These games were violent, much more like Rugby in many respects and the fact that the games were often referred to as ‘mob’, probably gives a good idea of how they might have appeared to observers. In fact, the violent nature of these games led to them being banned by King Edward II in 1314 for around 350 years, until it was officially allowed ( many games continued to be played illegally and Henry VIII reputedly owned the first recorded pair of football boots) to be played again in 1667, during the reign of Charles II, even though Oliver Cromwell, who had played a form of football at Oxford reinforced the ban in 1653 when he became Lord Protectorate.

Although there are many descriptions of different forms of the game taking place across the country during this period, interestingly at Cawston in Nottinghamshire, between 1481 and 1500, there is an account of an exclusively ‘kicking game’ taking place with marked boundaries and there is also a reference to ‘dribbling’ and that throwing the ball in the air was not allowed.

The Cawston Football Game circa 1500 would probably have looked something like this

Football as we know it, was beginning to take shape.

Whilst the link between the game we know today and ‘mob football’, is quite incidental in many ways, it is recognisable with the fact that the game is still primarily about transferring an object( usually ball shaped) from one end of a playing area to the other where your ‘goal’ is to invade and score in or across your opponents territory.
The other major link is its strong presence in Britain and Ireland, as the evolution of Football is now widely accepted as having taken place in these islands.

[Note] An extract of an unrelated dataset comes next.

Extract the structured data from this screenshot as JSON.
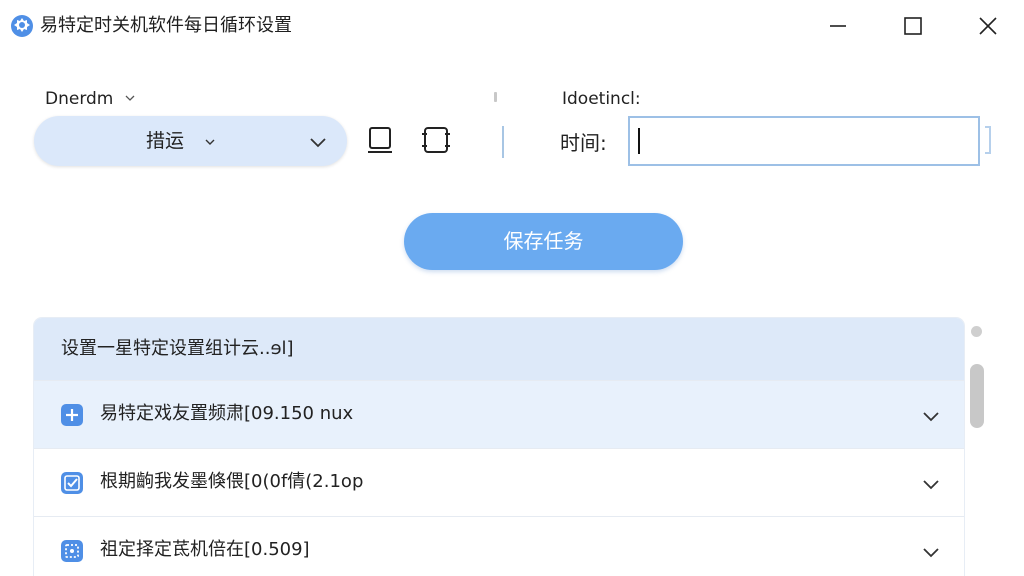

Over a period of around one thousand years, the game has developed from a ‘free for all violent kick-about’ that took place on holy days and holidays, to being the highly structured global phenomenon that we see today.


Article copyright of Bill Williams